"It's a big deal. People love it," said Simon Funge-Smith, the FAO's senior fishery officer.
"People outside of Asia are now getting familiar with seaweed and looking to get hold of it."
The region accounts for the vast majority of seaweed production -- especially China and Indonesia, where it is farmed on an industrial scale for products including gels and thickeners.
One oft-touted use is in carbon offset projects, which take advantage of how quick-growing seaweed can rapidly absorb carbon dioxide.
Japan began a nationwide "J Blue Credit" scheme in 2020, with 16 of the 21 demonstration projects involving seaweed, including at Kansai and Kobe airports, where the runways are surrounded by water.
But despite a rush by governments and companies to fund such schemes, scientists have warned that there may not be enough ocean space to remove significant quantities of CO2 from the air.
And rising water temperatures are already making seaweed farming more difficult in countries like Japan, fuelling a push to cultivate more hardy strains.
Funge-Smith warns there is plenty of hype around seaweed and cautions about the "need to apply a bit of common sense".
But he sees potential in mass offshore farming and expects the field to continue developing.
"We're farming a handful of species, basically, out of hundreds of species that are out there," he said.

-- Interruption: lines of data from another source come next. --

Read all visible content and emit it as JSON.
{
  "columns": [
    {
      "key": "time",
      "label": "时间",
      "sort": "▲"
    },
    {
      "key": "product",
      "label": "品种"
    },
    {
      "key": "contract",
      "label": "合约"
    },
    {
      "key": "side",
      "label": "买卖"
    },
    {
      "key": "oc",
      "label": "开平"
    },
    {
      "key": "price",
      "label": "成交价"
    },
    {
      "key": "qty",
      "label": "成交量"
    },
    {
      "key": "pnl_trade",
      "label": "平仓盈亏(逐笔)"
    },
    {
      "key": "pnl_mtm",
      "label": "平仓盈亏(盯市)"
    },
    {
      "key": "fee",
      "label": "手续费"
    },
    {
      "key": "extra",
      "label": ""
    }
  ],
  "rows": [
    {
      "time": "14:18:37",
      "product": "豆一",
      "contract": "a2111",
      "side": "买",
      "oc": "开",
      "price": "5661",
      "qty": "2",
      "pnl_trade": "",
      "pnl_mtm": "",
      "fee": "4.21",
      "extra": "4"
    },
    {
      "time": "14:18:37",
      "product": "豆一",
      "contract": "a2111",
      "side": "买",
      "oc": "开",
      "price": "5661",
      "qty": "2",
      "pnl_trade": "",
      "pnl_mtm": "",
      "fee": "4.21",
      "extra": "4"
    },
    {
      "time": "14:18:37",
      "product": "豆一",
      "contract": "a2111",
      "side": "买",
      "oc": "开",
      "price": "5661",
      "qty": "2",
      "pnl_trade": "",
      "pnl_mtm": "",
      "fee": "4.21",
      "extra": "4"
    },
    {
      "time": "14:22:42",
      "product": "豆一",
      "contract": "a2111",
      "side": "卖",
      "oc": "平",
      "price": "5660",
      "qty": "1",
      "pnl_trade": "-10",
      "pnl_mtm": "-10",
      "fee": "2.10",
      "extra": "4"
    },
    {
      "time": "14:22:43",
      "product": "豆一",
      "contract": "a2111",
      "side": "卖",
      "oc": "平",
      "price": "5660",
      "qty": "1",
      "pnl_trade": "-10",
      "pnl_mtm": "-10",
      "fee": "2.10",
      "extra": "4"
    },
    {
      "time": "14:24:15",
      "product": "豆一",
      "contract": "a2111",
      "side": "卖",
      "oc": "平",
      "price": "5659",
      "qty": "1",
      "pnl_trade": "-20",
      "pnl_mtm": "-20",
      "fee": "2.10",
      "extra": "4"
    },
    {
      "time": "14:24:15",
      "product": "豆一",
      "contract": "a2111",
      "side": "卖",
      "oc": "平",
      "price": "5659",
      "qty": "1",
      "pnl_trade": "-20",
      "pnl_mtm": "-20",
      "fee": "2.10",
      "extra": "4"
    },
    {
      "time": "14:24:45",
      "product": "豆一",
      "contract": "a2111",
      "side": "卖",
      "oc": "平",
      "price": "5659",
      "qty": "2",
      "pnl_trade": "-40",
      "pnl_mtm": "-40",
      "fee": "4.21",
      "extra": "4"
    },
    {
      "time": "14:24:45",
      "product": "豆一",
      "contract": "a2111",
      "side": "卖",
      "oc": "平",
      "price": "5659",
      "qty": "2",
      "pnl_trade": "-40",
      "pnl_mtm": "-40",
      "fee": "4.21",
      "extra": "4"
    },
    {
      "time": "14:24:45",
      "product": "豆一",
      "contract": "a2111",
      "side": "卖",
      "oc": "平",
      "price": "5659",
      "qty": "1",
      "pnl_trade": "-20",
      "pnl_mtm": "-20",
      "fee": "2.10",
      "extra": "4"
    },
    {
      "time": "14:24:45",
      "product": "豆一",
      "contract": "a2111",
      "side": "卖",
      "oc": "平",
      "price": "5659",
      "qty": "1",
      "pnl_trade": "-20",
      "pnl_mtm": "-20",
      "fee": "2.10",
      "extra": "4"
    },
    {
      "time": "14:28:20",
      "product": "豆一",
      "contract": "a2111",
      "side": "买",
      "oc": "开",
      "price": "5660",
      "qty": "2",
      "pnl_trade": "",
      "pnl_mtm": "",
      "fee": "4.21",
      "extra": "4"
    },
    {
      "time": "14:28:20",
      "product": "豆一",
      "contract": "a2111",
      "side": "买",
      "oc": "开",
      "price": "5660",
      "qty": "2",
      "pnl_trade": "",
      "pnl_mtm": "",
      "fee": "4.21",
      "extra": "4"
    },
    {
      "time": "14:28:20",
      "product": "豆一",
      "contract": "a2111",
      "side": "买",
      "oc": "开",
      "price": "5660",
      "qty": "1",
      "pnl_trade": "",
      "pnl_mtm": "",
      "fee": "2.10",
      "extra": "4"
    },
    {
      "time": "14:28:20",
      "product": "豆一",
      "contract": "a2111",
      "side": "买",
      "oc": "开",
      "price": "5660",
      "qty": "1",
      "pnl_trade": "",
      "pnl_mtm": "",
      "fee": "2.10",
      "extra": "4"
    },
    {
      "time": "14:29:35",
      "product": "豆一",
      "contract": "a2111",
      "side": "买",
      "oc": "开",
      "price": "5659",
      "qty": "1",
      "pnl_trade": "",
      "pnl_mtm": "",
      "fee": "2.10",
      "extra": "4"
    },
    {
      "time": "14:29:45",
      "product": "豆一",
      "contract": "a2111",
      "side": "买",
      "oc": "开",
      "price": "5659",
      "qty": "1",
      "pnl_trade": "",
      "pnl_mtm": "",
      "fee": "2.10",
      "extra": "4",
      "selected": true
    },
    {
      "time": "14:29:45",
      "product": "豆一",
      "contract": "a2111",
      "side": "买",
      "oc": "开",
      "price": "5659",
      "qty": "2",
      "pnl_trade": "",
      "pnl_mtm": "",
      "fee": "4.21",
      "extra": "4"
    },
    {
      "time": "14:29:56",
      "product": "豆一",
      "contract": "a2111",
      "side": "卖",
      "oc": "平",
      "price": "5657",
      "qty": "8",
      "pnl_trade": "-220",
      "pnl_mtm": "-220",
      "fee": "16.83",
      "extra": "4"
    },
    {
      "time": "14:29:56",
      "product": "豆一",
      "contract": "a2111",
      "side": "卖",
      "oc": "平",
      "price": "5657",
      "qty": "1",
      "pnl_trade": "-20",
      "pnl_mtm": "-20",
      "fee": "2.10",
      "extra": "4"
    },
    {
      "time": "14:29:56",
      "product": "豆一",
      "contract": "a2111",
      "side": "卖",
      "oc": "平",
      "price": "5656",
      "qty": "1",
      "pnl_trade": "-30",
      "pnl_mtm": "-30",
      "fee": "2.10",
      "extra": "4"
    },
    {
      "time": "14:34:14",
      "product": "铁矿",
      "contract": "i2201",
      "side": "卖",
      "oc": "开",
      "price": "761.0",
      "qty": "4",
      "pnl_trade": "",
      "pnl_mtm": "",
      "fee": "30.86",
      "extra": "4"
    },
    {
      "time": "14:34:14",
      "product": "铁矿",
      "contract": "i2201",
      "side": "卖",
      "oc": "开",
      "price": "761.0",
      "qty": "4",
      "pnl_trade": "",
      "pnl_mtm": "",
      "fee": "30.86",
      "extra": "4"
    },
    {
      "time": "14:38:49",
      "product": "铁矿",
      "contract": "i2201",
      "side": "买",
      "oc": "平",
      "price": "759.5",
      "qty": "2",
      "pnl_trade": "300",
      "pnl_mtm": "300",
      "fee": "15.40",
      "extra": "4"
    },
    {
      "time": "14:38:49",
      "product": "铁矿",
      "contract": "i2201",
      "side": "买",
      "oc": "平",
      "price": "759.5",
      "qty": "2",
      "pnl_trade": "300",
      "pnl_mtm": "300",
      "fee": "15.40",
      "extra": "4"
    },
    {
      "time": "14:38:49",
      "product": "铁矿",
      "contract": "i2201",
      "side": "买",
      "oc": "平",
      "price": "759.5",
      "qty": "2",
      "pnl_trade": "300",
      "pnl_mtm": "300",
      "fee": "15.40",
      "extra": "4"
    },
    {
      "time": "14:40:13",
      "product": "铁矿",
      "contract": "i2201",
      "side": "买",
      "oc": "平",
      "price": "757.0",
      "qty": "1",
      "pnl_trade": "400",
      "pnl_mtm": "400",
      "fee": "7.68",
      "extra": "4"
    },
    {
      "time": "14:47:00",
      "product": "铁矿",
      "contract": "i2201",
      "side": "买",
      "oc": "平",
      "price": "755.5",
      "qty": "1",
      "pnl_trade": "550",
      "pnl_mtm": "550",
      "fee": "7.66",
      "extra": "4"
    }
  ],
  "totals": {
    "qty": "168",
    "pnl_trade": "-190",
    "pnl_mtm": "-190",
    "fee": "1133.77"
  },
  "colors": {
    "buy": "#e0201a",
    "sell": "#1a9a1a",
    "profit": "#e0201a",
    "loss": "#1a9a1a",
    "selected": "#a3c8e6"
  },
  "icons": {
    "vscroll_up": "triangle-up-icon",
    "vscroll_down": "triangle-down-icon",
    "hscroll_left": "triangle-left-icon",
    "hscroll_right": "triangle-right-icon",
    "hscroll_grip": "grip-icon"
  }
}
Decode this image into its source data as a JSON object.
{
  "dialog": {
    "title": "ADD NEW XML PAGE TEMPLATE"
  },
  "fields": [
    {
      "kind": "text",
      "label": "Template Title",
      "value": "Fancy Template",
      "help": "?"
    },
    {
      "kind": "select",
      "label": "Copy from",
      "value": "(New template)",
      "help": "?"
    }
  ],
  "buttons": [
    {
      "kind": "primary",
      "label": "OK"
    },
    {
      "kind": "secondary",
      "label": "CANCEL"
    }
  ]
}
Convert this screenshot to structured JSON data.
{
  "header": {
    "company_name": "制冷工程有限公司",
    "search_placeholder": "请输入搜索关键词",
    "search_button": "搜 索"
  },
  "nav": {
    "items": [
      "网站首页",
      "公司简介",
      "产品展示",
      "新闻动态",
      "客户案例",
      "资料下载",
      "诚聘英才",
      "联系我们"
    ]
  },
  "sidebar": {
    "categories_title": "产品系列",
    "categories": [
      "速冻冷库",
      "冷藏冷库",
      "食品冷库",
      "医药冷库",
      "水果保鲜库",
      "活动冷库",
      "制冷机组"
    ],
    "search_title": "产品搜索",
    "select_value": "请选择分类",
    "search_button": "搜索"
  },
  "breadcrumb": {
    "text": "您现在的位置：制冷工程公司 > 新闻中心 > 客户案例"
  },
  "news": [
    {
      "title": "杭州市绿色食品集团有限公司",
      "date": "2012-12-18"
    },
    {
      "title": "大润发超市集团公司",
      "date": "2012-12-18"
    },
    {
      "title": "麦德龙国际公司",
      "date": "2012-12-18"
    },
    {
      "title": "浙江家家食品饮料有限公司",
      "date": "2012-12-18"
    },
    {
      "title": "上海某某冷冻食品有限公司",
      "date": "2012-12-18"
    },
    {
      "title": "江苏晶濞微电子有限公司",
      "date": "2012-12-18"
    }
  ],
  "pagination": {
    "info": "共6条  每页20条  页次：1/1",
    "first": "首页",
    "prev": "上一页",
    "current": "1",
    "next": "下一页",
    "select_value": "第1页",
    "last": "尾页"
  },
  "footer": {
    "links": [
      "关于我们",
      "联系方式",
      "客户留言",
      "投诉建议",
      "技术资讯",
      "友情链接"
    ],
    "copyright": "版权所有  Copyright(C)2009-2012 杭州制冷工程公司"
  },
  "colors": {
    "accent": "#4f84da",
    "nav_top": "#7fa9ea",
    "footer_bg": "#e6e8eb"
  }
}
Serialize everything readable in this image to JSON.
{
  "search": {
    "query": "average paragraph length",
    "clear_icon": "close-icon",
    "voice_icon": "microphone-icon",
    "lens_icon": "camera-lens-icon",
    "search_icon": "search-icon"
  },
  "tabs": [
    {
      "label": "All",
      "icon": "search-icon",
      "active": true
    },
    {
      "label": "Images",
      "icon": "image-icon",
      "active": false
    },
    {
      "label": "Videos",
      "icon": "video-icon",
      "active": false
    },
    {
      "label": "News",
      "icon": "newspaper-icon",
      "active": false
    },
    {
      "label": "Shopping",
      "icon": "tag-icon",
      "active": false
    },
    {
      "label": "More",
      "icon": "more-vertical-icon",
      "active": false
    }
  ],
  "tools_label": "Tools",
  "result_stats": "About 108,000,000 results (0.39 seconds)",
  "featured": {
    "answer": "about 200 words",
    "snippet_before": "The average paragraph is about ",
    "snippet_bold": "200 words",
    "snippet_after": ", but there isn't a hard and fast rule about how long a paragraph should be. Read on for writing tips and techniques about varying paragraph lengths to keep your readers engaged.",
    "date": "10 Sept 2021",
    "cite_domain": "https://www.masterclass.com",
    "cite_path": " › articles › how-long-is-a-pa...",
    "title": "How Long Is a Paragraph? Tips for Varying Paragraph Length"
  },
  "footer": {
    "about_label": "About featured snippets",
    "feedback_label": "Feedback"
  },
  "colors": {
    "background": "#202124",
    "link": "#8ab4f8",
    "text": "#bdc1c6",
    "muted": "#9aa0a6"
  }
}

"It's an area where there's lots of research going on, lots of interest to try and find these applications, and who knows what we're going to turn up."